Her first order of business included a promise to repeal her predecessor's sales tax increase and a warning that her first county budget will include some big cuts.
In order to repeal the sales tax increase, Preckwinkle is calling for a big, across-the-board cut in all county departments, including her own. Besides fiscal responsibility, Preckwinkle says she is committed to professionalizing the operation of the county.
Preckwinkle succeeds Todd Stroger, whose family has occupied a seat on the Cook County Board for 40 years. Forced to sit together during her oath of office, Stroger and Preckwinkle spoke little Monday.
"I do solemnly swear that I will support the Constitution of the United States and the Constitution of the State of Illinois, and that I will faithfully discharge the duties of the office of president of the Board of Commissioners of Cook County to the best of my ability," Preckwinkle repeated.
After the oath, Preckwinkle got down to business and talked about the county's $478 million budget deficit.
"That challenge means each of us as county wide elected officials must find 21-percent in savings in our offices," Preckwinkle said.
Without shooting the idea down, some commissioners voiced concerns about such a big cut.
"Let us pray we say we can do without hurting too many folks," Jerry Butler, 3rd District, said.
"I hope we can do it fairly and not change services we provide," Joan Patricia, 6th District, said.
Promising the quality of services will not change with a 21-percent cut, Preckwinkle said that kind of savings will lay the ground work to repeal the remainder of the sales tax hike. The first female elected Cook County board president is proposing a reduction by a quarter percent in 2012 and 2013, but not next year.
"This first year with 487 million down, it didn't see prudent to further reduce revenues, but we have a year to plan," said Preckwinkle.
Preckwinkle made the same appeal for fiscal responsibility at an afternoon ceremonial swearing in for her supporters. The former alderman says she is also determined to put accountability, transparency and respect back into Cook County government.
"I hope with this new board there's some civil-ness in this room because it has been lacking in the last four years," said Deborah Sims.
Preckwinkle also announced she would appoint a chief performance officer to oversee an audit of all employees working under the president. Consolidating departments is also on her list of cuts.

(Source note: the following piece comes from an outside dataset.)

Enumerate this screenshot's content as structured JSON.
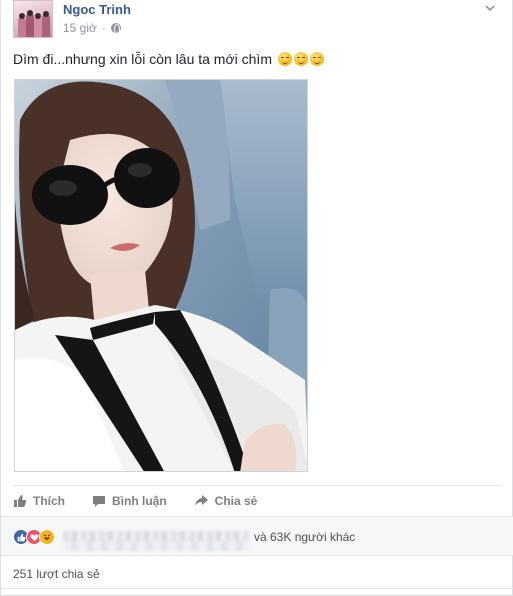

New people often come with a change of leadership and Preckwinkle says she is accepting the resignations of two dozen county employees who held executive jobs under Stroger.